Neither my wife nor I was even offered a potato choice, despite the menu saying that dinners included soup or salad, vegetable of the day and your choice of an additional side (fries, baked, mashed or au gratin potatoes, slaw or rice pilaf).

Just to be sure we hadn't visited at a bad time, or when the regular chef was sick or something, we went back and sampled some of the fish. The website boasts of their fish fry being "one of the best" in the area. The fried catfish ($12.99) was, indeed, tasty, but the au gratin potatoes on the side tasted like they were fresh from a Betty Crocker box. And the baked Cajun-style haddock ($9.99) was anything but spicy; it tasted more like it hadn't been seasoned at all. Very disappointing.

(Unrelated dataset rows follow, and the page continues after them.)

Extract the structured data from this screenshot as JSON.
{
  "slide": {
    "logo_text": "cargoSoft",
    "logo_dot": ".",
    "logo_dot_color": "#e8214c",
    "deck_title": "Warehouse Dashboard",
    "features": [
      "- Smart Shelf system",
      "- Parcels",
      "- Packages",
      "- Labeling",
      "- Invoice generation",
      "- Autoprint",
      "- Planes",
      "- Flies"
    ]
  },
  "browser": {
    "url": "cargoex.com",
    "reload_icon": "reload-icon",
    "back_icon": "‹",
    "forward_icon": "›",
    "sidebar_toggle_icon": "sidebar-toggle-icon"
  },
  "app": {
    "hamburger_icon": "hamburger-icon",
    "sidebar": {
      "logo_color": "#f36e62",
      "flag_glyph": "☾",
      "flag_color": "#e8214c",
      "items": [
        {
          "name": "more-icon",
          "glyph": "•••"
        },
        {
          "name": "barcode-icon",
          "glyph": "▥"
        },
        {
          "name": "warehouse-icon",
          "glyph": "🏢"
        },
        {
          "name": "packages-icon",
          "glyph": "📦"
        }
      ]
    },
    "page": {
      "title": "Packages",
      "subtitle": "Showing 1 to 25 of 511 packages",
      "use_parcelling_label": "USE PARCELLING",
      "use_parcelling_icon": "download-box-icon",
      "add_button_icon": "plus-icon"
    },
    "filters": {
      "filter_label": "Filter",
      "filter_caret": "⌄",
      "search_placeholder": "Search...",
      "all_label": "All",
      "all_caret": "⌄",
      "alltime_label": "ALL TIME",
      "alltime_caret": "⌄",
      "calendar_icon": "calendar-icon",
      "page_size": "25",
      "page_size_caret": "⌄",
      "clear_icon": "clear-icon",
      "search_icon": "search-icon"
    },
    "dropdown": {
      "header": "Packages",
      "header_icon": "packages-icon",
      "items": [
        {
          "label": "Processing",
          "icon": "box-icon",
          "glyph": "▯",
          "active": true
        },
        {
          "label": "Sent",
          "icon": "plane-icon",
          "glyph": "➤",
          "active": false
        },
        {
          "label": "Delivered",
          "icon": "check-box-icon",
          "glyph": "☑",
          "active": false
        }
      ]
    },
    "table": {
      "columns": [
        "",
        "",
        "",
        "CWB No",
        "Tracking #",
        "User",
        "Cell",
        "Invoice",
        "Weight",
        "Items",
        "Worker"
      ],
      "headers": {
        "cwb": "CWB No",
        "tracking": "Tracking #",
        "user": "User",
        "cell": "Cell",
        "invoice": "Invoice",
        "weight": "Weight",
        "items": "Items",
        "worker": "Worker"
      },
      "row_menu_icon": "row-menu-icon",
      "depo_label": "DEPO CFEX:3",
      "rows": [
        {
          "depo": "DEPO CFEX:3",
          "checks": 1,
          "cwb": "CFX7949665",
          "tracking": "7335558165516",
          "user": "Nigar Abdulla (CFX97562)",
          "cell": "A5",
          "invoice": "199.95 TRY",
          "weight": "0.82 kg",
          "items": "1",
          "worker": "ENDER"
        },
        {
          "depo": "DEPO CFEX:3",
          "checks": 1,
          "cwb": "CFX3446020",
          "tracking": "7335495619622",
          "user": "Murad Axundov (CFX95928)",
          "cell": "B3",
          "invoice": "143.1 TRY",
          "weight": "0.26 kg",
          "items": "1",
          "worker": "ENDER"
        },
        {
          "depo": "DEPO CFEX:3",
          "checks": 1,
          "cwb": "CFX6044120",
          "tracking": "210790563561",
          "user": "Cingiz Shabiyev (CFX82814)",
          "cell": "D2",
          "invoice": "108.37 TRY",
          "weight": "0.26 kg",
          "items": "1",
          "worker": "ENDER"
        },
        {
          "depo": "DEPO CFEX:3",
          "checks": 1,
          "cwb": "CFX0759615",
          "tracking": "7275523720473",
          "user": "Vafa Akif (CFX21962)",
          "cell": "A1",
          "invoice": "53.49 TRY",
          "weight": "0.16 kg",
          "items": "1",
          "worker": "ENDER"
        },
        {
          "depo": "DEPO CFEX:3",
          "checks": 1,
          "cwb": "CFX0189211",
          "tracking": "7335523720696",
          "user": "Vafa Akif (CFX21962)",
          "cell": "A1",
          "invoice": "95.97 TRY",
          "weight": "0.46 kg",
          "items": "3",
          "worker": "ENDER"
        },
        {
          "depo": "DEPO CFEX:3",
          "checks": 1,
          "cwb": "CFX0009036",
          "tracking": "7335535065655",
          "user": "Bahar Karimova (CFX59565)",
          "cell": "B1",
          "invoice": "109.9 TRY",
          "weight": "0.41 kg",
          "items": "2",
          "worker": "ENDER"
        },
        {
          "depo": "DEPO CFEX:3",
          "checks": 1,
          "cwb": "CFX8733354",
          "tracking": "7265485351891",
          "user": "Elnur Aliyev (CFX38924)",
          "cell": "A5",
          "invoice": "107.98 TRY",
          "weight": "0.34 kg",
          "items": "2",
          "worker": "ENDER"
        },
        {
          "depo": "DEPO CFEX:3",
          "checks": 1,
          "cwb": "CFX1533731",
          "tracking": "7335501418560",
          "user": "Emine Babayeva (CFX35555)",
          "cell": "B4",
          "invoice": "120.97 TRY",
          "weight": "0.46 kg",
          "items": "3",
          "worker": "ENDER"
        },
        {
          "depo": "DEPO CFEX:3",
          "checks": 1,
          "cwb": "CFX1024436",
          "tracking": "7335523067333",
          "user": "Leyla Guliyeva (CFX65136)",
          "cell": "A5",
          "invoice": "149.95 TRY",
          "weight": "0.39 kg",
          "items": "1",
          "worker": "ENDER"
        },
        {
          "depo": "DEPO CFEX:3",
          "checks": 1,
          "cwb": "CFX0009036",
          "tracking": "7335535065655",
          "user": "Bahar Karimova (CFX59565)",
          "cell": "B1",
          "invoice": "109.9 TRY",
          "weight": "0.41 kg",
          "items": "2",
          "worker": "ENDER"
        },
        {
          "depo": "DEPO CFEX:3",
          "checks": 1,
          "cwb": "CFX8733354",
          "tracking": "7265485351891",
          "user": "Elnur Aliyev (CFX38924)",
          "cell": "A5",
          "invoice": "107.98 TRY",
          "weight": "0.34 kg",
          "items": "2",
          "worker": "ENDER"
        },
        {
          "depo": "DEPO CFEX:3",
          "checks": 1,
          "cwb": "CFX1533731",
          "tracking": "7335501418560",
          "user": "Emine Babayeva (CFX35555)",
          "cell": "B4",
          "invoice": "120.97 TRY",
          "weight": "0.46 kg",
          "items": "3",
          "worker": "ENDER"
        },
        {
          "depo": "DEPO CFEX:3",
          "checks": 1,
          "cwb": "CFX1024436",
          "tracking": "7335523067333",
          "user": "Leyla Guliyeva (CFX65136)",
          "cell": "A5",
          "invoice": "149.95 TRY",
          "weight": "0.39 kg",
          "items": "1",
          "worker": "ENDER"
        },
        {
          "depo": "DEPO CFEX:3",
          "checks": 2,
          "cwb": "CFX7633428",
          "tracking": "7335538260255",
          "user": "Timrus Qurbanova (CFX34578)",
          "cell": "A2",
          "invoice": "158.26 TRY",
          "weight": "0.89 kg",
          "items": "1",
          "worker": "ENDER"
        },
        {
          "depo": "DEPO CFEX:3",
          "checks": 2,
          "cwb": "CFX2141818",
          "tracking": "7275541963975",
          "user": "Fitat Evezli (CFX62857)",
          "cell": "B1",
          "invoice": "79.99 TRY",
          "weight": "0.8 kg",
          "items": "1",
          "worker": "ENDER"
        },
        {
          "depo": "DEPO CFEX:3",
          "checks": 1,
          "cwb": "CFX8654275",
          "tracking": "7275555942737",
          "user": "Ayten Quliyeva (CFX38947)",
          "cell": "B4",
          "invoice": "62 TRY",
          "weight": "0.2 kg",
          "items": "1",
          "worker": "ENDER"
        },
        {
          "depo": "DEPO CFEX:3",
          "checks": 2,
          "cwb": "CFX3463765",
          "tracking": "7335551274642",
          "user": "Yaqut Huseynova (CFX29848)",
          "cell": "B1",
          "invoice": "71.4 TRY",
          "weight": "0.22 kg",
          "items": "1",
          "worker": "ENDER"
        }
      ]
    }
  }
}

The veggies, unfortunately, hadn't changed much. And this time we had a soup subbed for the one we had ordered; not sure what it was supposed to be, but it tasted like a watery, melted cheese.

Strangely, we all had a great time, joking and laughing (like the sign said) -- at least until the bill came. We did mention to the waitress that the veggies were just awful, but it didn't seem to register, so the rest of our complaints went unspoken.

We're not trying to be overly harsh, but reality is reality. Four people agreeing that their experience was among their all-time worst pretty much says it all.

At least we didn't have to tread water.

email: niagaranews@buffnews.com

> RESTAURANT REVIEW

Westby's Pub and Eatery6935 Ward Road, Wheatfield (260-1863)

1 1/2 stars (Out of four)

Favorite dish: Fried catfish

Needs work: Many other items

Healthy choice: Grilled salmon

Price range: Pricey given the quality

Service: OK

Noise level: Quiet

Wheelchair access: Yes

Parking: Connected lot

Kid appeal: Acceptable

Hours: Sunday through Thursday, 11 a.m. to 9 p.m.; Friday, 11 a.m. to 10 p.m.; Saturday, noon to 10 p.m. Website: www.westbysbuffalo.com.